Work instructions.
Below are records; copy every line in them that holds the word "this".

Dataset excerpts
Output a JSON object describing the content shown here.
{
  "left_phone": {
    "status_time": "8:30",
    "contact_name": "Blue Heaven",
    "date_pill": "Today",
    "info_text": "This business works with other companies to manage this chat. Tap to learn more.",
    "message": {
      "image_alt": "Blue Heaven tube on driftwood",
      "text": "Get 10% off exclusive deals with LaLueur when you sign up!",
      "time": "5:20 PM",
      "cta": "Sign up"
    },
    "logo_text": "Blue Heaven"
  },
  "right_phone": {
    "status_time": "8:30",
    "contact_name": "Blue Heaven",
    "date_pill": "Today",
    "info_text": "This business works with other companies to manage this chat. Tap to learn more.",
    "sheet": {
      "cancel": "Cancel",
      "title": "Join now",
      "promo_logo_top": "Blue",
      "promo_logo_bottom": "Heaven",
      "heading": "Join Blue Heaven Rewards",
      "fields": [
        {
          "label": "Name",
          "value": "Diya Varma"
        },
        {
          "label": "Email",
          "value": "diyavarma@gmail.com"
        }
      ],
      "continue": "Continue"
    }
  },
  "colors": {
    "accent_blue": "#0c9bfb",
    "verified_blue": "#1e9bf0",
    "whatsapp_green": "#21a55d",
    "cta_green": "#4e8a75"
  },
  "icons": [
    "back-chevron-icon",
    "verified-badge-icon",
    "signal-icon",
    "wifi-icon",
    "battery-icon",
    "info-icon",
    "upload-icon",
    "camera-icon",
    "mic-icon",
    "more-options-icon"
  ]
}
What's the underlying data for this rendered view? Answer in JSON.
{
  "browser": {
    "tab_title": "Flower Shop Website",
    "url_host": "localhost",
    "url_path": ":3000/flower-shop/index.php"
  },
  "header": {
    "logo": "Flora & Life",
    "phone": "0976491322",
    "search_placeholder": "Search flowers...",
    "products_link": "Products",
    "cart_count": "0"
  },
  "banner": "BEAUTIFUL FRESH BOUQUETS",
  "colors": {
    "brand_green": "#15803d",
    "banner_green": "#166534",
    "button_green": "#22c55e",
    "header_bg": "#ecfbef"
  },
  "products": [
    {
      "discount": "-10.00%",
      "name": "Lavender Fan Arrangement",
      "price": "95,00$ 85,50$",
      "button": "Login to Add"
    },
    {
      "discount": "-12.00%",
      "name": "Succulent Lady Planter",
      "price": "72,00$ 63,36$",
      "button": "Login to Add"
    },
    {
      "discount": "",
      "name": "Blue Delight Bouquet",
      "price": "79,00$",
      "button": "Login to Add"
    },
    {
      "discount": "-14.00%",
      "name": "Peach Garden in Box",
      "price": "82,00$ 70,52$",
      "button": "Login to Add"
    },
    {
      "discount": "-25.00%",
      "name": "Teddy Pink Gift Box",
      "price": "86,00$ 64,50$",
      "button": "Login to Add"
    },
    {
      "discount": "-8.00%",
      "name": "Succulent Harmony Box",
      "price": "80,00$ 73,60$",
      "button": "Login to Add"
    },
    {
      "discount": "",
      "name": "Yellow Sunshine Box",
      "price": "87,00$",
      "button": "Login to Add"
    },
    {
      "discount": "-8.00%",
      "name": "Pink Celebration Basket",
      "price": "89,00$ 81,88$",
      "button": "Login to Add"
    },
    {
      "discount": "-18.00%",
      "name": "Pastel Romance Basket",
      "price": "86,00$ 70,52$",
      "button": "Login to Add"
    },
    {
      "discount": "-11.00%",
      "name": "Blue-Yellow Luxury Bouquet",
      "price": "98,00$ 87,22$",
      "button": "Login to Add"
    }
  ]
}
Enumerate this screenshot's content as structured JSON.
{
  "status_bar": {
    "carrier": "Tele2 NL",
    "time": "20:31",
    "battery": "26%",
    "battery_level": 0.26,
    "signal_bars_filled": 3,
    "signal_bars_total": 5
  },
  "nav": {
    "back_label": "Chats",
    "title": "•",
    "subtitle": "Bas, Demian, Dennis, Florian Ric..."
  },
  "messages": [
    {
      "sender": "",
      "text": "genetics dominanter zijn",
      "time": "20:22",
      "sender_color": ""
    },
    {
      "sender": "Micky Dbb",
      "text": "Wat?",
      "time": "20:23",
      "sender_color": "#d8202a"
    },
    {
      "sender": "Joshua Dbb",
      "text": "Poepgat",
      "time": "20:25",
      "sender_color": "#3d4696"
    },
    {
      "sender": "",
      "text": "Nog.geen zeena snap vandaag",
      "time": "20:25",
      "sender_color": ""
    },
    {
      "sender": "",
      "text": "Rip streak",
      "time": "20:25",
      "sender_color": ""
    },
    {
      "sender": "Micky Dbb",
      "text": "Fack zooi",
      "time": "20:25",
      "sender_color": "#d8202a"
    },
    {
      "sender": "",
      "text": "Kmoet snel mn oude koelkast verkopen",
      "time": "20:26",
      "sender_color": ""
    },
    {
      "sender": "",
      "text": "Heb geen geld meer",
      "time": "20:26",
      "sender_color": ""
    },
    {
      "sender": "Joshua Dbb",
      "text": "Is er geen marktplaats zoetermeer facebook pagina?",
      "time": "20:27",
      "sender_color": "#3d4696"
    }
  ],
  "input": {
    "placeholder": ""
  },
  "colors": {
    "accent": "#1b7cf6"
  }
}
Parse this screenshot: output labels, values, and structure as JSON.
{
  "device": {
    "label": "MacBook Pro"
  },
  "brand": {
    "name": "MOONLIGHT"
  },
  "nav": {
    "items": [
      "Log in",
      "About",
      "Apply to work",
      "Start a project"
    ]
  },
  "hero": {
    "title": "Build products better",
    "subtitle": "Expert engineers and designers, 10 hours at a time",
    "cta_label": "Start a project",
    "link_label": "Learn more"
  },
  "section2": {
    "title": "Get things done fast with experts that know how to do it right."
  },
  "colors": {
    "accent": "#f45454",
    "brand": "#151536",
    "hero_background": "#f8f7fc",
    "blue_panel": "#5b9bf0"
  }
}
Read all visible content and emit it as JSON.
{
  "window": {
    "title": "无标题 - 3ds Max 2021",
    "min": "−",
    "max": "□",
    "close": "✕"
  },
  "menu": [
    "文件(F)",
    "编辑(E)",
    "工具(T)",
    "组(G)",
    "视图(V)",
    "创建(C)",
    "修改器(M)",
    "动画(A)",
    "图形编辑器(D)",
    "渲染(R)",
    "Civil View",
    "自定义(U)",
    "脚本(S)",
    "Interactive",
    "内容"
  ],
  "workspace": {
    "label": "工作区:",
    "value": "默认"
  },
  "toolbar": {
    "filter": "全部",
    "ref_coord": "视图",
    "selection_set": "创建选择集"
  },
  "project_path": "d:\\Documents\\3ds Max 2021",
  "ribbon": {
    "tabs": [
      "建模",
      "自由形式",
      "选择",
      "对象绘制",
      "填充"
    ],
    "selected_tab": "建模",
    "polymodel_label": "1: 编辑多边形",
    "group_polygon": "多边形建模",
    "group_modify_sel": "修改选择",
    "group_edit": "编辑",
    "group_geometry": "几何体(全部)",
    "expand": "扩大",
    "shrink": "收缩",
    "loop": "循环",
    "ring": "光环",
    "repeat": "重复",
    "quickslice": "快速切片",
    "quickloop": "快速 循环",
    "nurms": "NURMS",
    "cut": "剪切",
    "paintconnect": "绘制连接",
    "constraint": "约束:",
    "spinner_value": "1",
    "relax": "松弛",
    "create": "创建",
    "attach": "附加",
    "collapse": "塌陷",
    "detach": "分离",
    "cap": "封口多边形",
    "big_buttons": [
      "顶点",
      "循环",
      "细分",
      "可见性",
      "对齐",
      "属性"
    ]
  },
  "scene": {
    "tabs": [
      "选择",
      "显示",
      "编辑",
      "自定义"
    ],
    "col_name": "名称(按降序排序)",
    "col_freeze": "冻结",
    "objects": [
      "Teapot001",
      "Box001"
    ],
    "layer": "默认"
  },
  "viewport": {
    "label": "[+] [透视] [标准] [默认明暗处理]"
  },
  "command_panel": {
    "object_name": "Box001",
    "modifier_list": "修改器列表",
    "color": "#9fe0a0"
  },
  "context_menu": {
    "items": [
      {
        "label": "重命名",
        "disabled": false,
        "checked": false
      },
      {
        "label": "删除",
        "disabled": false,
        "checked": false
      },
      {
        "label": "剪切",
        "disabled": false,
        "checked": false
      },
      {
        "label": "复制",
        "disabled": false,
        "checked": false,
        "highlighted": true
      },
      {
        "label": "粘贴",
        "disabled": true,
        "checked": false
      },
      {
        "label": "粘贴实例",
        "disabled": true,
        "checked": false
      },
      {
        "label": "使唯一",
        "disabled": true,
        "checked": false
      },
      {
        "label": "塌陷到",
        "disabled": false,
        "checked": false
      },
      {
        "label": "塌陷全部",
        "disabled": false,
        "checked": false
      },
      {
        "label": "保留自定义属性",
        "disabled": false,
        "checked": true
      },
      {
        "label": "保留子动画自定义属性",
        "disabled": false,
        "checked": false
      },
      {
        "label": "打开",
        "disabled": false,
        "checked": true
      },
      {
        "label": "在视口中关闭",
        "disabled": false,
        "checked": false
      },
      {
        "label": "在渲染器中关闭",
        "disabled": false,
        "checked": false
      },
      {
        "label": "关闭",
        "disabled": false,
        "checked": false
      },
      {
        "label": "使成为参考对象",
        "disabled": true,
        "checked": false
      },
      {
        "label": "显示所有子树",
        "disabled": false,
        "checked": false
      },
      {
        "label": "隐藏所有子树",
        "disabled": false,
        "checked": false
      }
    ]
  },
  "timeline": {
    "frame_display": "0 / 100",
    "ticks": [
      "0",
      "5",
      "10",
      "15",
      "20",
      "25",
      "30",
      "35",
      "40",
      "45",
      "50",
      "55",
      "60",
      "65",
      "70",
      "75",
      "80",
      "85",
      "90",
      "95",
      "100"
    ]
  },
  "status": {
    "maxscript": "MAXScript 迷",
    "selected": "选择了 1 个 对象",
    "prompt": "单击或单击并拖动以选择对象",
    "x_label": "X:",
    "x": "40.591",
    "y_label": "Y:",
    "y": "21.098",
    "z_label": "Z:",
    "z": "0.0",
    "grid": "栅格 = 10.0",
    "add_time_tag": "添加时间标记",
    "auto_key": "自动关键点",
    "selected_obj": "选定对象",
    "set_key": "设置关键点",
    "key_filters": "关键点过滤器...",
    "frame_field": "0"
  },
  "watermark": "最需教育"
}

Output of the task.
    "info_text": "This business works with other companies to manage this chat. Tap to learn more.",
    "info_text": "This business works with other companies to manage this chat. Tap to learn more.",
What's the underlying data for this rendered view? Answer in JSON.
Enumerate this screenshot's content as structured JSON.
Parse this screenshot: output labels, values, and structure as JSON.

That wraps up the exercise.